(Component data from apps and pages)
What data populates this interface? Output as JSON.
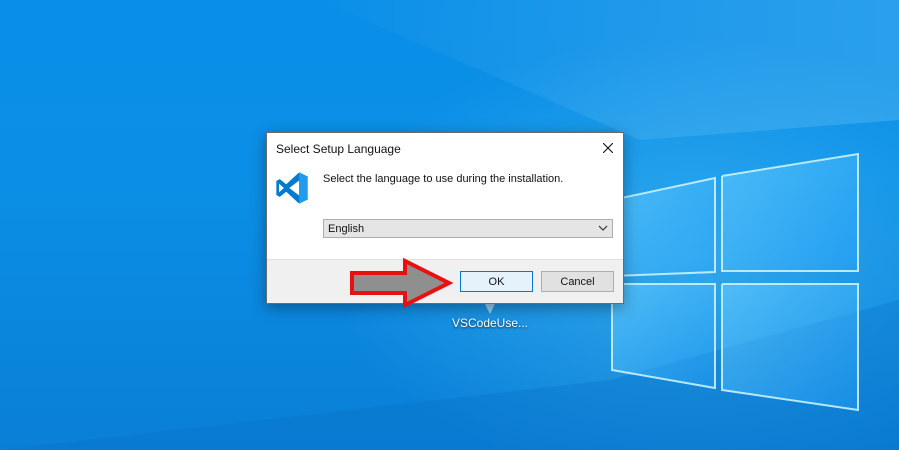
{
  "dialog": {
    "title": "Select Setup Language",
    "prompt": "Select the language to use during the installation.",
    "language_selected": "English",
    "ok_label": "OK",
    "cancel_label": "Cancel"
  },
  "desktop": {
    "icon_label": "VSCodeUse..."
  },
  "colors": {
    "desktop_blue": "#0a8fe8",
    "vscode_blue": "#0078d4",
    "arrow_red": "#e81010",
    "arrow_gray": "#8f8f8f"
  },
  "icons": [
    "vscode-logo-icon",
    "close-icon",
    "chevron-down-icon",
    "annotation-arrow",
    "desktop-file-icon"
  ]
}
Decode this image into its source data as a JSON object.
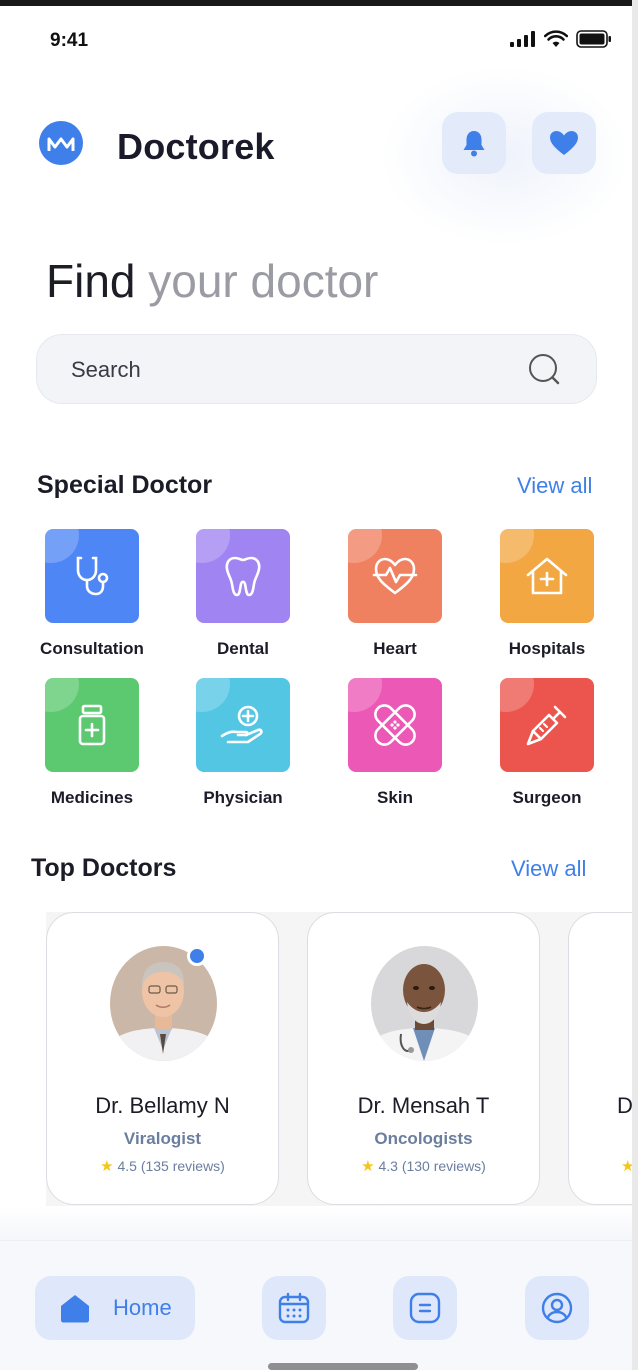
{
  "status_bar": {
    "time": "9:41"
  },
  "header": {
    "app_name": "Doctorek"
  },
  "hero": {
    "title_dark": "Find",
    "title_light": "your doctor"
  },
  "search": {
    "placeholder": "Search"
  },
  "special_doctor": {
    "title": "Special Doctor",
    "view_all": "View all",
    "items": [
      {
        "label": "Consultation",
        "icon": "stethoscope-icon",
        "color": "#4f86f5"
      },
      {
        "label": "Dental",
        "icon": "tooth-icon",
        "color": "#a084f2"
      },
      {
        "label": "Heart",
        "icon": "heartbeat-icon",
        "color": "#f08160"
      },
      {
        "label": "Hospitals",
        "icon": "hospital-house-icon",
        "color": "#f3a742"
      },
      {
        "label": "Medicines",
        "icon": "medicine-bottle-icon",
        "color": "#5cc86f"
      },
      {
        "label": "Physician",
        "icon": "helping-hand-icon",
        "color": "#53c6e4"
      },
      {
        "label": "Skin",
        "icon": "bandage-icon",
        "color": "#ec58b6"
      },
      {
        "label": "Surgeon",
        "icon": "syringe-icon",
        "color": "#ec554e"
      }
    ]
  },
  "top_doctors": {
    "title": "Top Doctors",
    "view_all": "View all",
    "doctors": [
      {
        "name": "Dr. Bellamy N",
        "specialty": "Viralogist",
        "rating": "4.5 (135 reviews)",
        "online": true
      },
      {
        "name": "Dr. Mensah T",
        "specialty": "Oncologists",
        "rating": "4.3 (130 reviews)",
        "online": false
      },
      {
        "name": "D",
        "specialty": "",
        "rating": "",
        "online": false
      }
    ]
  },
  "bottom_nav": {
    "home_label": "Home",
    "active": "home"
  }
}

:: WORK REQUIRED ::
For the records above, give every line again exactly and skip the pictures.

:: FINISHED EXERCISE ::
What data populates this interface? Output as JSON.
{
  "dialog": {
    "title": "Select Setup Language",
    "prompt": "Select the language to use during the installation.",
    "language_selected": "English",
    "ok_label": "OK",
    "cancel_label": "Cancel"
  },
  "desktop": {
    "icon_label": "VSCodeUse..."
  },
  "colors": {
    "desktop_blue": "#0a8fe8",
    "vscode_blue": "#0078d4",
    "arrow_red": "#e81010",
    "arrow_gray": "#8f8f8f"
  },
  "icons": [
    "vscode-logo-icon",
    "close-icon",
    "chevron-down-icon",
    "annotation-arrow",
    "desktop-file-icon"
  ]
}
Decode this image into its source data as a JSON object.
{
  "status_bar": {
    "time": "9:41"
  },
  "header": {
    "app_name": "Doctorek"
  },
  "hero": {
    "title_dark": "Find",
    "title_light": "your doctor"
  },
  "search": {
    "placeholder": "Search"
  },
  "special_doctor": {
    "title": "Special Doctor",
    "view_all": "View all",
    "items": [
      {
        "label": "Consultation",
        "icon": "stethoscope-icon",
        "color": "#4f86f5"
      },
      {
        "label": "Dental",
        "icon": "tooth-icon",
        "color": "#a084f2"
      },
      {
        "label": "Heart",
        "icon": "heartbeat-icon",
        "color": "#f08160"
      },
      {
        "label": "Hospitals",
        "icon": "hospital-house-icon",
        "color": "#f3a742"
      },
      {
        "label": "Medicines",
        "icon": "medicine-bottle-icon",
        "color": "#5cc86f"
      },
      {
        "label": "Physician",
        "icon": "helping-hand-icon",
        "color": "#53c6e4"
      },
      {
        "label": "Skin",
        "icon": "bandage-icon",
        "color": "#ec58b6"
      },
      {
        "label": "Surgeon",
        "icon": "syringe-icon",
        "color": "#ec554e"
      }
    ]
  },
  "top_doctors": {
    "title": "Top Doctors",
    "view_all": "View all",
    "doctors": [
      {
        "name": "Dr. Bellamy N",
        "specialty": "Viralogist",
        "rating": "4.5 (135 reviews)",
        "online": true
      },
      {
        "name": "Dr. Mensah T",
        "specialty": "Oncologists",
        "rating": "4.3 (130 reviews)",
        "online": false
      },
      {
        "name": "D",
        "specialty": "",
        "rating": "",
        "online": false
      }
    ]
  },
  "bottom_nav": {
    "home_label": "Home",
    "active": "home"
  }
}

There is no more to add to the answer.